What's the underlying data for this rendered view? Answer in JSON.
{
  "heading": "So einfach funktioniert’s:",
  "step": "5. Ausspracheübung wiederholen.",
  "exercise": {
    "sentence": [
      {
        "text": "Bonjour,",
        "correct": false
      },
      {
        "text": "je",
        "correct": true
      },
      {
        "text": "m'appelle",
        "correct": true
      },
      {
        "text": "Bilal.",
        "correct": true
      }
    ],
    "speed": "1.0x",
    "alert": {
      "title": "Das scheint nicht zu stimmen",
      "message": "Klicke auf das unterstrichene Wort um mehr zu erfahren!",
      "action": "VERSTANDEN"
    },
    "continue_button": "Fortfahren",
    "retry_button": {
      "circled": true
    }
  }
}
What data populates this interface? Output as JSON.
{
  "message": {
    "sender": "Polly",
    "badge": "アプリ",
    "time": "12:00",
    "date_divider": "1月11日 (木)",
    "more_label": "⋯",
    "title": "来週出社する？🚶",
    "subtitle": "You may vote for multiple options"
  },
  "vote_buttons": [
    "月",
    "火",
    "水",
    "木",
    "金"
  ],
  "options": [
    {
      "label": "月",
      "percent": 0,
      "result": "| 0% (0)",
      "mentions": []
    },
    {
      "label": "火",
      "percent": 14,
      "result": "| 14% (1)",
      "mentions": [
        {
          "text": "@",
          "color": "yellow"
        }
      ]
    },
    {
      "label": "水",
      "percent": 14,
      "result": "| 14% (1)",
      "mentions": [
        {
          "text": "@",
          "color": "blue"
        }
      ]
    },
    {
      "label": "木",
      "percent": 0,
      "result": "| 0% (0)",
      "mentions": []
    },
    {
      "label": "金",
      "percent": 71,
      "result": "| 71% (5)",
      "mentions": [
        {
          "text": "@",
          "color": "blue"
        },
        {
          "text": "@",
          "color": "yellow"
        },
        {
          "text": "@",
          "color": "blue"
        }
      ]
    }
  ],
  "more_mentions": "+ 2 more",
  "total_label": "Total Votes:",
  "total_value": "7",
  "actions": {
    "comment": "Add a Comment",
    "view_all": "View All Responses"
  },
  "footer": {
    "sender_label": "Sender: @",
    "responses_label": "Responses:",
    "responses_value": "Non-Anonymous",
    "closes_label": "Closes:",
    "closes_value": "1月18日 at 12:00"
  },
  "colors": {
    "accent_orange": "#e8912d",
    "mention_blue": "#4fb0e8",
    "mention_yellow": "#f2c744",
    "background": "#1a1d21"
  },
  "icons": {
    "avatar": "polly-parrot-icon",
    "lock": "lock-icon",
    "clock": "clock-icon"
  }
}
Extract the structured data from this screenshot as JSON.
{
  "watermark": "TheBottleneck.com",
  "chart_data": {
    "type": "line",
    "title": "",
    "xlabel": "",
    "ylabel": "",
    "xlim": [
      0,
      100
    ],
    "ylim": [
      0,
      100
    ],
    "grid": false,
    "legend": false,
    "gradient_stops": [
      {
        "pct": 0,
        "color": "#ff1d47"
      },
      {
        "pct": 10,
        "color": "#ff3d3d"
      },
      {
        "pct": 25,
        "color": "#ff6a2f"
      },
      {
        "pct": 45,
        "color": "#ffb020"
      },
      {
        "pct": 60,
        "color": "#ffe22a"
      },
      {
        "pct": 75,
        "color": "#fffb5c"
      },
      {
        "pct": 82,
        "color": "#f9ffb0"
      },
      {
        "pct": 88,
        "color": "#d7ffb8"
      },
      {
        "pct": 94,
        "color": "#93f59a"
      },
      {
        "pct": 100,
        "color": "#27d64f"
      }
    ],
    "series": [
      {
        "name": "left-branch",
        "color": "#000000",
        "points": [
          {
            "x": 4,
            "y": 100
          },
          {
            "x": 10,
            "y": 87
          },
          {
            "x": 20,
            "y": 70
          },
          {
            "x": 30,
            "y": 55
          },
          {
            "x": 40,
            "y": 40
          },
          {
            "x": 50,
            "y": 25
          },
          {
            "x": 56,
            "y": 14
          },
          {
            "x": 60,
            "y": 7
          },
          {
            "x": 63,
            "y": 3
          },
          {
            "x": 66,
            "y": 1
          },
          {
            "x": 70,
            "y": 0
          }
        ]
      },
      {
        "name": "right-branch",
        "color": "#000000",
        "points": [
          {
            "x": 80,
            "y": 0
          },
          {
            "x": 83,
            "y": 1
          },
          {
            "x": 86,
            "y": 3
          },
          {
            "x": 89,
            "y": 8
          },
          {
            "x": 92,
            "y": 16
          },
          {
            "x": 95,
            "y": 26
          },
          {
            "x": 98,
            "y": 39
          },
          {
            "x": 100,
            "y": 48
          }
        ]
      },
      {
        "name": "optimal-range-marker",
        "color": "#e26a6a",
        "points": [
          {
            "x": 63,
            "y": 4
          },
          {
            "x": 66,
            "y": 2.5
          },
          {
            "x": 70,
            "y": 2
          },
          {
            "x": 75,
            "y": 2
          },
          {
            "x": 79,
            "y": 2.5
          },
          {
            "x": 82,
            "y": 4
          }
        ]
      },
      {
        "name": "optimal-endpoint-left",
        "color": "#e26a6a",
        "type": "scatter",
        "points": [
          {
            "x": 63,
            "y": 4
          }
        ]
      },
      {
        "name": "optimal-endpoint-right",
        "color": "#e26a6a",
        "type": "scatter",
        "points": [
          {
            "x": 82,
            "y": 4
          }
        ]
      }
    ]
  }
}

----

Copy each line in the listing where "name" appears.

■ EXERCISE SOLUTION
        "name": "left-branch",
        "name": "right-branch",
        "name": "optimal-range-marker",
        "name": "optimal-endpoint-left",
        "name": "optimal-endpoint-right",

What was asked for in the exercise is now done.